The Civic University Commission, launched by the University Partnerships Programme (UPP) in March 2018, is an important effort to lift the quality of debate about the changing role of British universities in modern society. In this Alternatives Paper, published in the online journal People, Place and Policy in September 2018, Robin Hambleton suggests that, while many British universities now see themselves as ‘civic universities’, few can claim to be world leading in this regard. The article examines the changing role of universities in cities and offers a number of suggestions on how universities can become much more active local leaders.
Far from being a positive example of decentralisation, Robin Hambleton argues that George Osborne’s proposals for ‘devo Manc’ are the latest example of ‘centralisation on steroids’.
You can read the argument in full on the LSE British Politics and Policy blog.
Significant insights that are emerging from the Bristol Civic Leadership Project are contained in a short ‘Policy Briefing’, published via Policy Bristol.
The Briefing, written by David Sweeting (University of Bristol) and Robin Hambleton (University of the West of England, Bristol), shows a dramatic increase in the public visibility of civic leadership in the city. This increase in visibility, however, is not accompanied by similar increases in public perceptions of trust in the council, nor views about representation in decision-making in the city.

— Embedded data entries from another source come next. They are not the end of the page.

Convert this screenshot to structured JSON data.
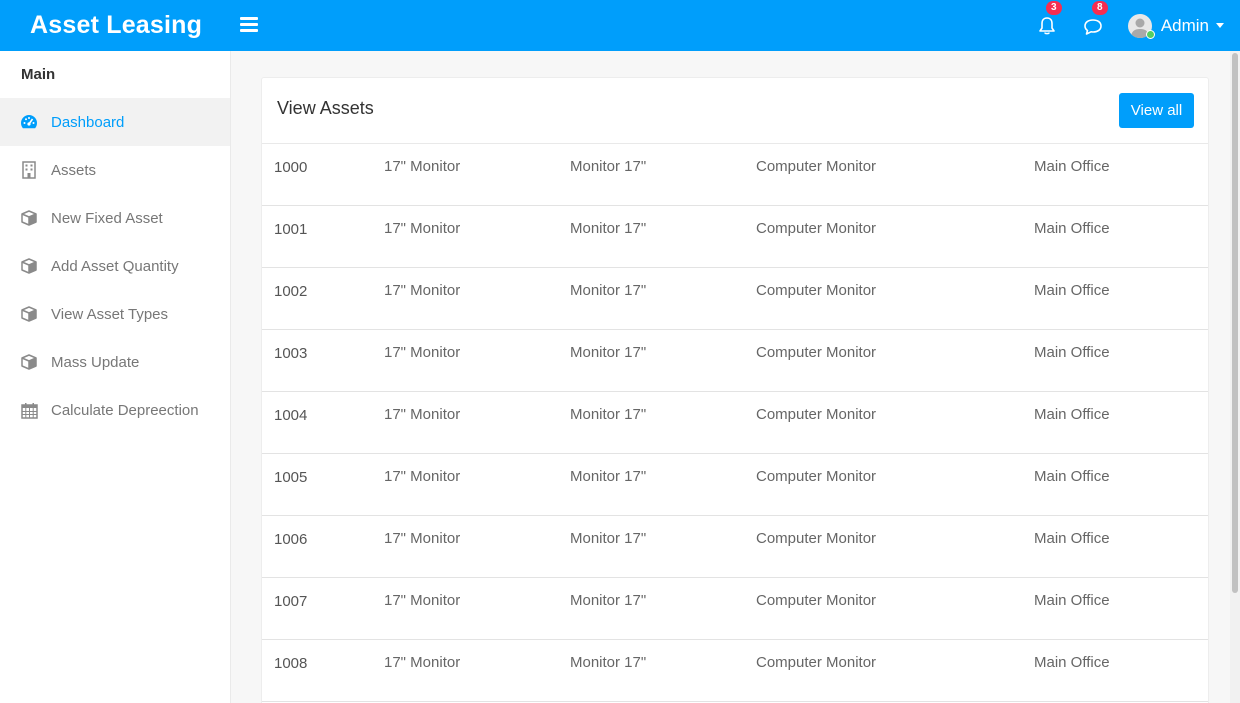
{
  "header": {
    "brand": "Asset Leasing",
    "notifications_count": "3",
    "messages_count": "8",
    "user_name": "Admin"
  },
  "sidebar": {
    "section_title": "Main",
    "items": [
      {
        "label": "Dashboard",
        "icon": "dashboard-icon",
        "active": true
      },
      {
        "label": "Assets",
        "icon": "building-icon"
      },
      {
        "label": "New Fixed Asset",
        "icon": "cube-icon"
      },
      {
        "label": "Add Asset Quantity",
        "icon": "cube-icon"
      },
      {
        "label": "View Asset Types",
        "icon": "cube-icon"
      },
      {
        "label": "Mass Update",
        "icon": "cube-icon"
      },
      {
        "label": "Calculate Depreection",
        "icon": "calendar-icon"
      }
    ]
  },
  "main": {
    "title": "View Assets",
    "view_all_label": "View all",
    "rows": [
      [
        "1000",
        "17\" Monitor",
        "Monitor 17\"",
        "Computer Monitor",
        "Main Office"
      ],
      [
        "1001",
        "17\" Monitor",
        "Monitor 17\"",
        "Computer Monitor",
        "Main Office"
      ],
      [
        "1002",
        "17\" Monitor",
        "Monitor 17\"",
        "Computer Monitor",
        "Main Office"
      ],
      [
        "1003",
        "17\" Monitor",
        "Monitor 17\"",
        "Computer Monitor",
        "Main Office"
      ],
      [
        "1004",
        "17\" Monitor",
        "Monitor 17\"",
        "Computer Monitor",
        "Main Office"
      ],
      [
        "1005",
        "17\" Monitor",
        "Monitor 17\"",
        "Computer Monitor",
        "Main Office"
      ],
      [
        "1006",
        "17\" Monitor",
        "Monitor 17\"",
        "Computer Monitor",
        "Main Office"
      ],
      [
        "1007",
        "17\" Monitor",
        "Monitor 17\"",
        "Computer Monitor",
        "Main Office"
      ],
      [
        "1008",
        "17\" Monitor",
        "Monitor 17\"",
        "Computer Monitor",
        "Main Office"
      ]
    ]
  },
  "colors": {
    "primary": "#009efb",
    "badge": "#f62d51",
    "online": "#55ce63"
  }
}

You can download the briefing here: BCLP Policy Briefing October 2014